Simply put we cannot live without human interaction, and we need to produce real outputs to generate a stable income and have an impact. Most Covid tech success stories, such as Peloton (remote fitness), Netflix (digital streaming), Coinbase (investment platform), DocuSign (contract signing platform), Robinhood (zero cost stocks trading) are down between 400-1200 %. People across the world were able to generate significant incomes by joining videogames and investment platforms as most people were forced to be connected to the net. This is no longer the case as most people are returning to their older people based and less digital lifestyle.
What to expect going forward?

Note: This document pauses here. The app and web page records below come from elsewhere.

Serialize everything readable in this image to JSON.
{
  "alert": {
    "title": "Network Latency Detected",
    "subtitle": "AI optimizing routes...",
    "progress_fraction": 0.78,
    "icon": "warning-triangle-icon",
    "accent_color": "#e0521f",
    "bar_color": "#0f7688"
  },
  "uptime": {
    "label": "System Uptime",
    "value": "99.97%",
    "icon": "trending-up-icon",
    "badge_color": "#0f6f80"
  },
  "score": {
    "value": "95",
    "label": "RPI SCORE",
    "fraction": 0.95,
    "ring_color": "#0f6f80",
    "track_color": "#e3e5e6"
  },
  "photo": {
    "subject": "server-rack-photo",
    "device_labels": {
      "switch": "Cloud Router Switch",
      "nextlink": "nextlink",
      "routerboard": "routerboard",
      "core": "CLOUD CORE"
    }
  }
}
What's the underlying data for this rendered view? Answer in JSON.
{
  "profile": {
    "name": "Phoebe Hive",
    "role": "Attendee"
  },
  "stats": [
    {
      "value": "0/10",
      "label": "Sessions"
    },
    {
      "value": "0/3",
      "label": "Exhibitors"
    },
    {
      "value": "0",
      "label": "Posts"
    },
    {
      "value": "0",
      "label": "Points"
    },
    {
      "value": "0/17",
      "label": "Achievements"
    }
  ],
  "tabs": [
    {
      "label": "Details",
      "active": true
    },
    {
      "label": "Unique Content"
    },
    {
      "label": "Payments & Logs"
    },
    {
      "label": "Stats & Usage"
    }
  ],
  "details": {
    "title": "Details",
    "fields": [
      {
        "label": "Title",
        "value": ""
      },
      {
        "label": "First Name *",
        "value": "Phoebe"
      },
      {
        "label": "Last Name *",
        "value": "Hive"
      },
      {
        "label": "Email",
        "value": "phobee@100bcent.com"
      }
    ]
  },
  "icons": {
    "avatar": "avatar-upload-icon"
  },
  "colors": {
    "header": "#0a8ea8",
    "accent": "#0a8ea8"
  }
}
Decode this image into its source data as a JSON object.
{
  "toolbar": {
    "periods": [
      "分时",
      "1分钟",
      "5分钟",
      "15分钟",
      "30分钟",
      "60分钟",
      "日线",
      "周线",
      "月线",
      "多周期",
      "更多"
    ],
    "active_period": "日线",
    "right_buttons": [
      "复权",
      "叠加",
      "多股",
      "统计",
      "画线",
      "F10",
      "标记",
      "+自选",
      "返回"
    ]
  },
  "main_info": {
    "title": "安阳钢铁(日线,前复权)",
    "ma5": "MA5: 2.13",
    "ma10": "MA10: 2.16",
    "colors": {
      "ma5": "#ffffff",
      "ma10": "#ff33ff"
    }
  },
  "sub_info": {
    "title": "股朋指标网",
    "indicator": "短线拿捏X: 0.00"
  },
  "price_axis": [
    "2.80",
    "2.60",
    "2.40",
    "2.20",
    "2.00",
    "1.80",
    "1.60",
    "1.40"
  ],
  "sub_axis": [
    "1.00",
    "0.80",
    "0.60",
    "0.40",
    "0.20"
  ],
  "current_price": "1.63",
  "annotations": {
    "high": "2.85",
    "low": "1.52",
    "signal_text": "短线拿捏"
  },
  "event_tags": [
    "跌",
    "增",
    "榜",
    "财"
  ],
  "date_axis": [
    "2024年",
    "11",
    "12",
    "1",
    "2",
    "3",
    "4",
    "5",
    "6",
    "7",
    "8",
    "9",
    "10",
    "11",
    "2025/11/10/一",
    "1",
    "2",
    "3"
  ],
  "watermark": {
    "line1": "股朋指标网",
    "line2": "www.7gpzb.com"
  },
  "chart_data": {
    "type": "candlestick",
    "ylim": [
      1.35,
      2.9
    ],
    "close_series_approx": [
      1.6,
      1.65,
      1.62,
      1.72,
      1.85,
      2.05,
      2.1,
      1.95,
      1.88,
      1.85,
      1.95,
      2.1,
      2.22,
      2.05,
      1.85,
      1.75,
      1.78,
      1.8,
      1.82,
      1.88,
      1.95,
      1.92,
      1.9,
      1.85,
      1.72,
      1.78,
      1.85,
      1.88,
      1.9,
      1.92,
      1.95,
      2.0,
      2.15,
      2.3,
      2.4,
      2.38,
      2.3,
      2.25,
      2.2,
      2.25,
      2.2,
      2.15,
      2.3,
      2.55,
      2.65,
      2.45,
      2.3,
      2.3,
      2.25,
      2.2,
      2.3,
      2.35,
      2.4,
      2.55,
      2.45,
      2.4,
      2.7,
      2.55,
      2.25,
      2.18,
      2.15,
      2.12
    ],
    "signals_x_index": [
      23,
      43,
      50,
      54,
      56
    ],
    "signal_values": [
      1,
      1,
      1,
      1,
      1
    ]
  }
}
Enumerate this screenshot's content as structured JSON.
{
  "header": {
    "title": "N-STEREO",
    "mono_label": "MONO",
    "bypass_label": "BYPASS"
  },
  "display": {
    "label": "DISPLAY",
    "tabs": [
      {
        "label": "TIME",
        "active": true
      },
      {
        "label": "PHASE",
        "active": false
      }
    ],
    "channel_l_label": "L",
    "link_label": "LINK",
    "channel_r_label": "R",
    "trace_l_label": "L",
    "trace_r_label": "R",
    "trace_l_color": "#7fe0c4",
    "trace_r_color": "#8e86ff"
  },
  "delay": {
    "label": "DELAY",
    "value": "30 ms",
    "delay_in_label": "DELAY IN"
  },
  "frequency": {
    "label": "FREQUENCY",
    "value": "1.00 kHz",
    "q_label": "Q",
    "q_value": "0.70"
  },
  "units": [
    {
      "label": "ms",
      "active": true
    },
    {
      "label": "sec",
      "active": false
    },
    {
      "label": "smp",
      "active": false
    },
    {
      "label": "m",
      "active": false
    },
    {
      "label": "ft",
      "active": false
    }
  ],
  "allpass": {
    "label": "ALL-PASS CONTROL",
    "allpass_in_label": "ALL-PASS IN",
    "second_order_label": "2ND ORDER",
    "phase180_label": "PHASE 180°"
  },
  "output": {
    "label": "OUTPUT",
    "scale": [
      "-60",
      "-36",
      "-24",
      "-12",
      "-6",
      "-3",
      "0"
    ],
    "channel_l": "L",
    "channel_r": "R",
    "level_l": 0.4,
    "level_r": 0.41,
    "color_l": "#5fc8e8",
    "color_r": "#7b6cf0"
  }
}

In a post-Covid-19 world, many companies will likely continue operating remotely to reduce real estate costs and boost productivity. After all, why would a company require employees to commute for hours when they could use that time more efficiently? The remote work trend began well before the pandemic, but Covid-19 has accelerated it multifold. The work-from-home model opens expansive opportunities for economic growth, global talent recruitment, job creation and, eventually, improved human prosperity and well-being. However, the inherent risk of this model is that those who are not able to access the internet (today, approximately 4 billion out of the 8 billion world’s population) will be even more disenfranchised than before, and the issue of universal internet access will become even more important than it is now.
For individuals, this is time to take stock of what role digitization can play in their future, without miscalculating the risk of being over-reliant on tech for our living and income generation.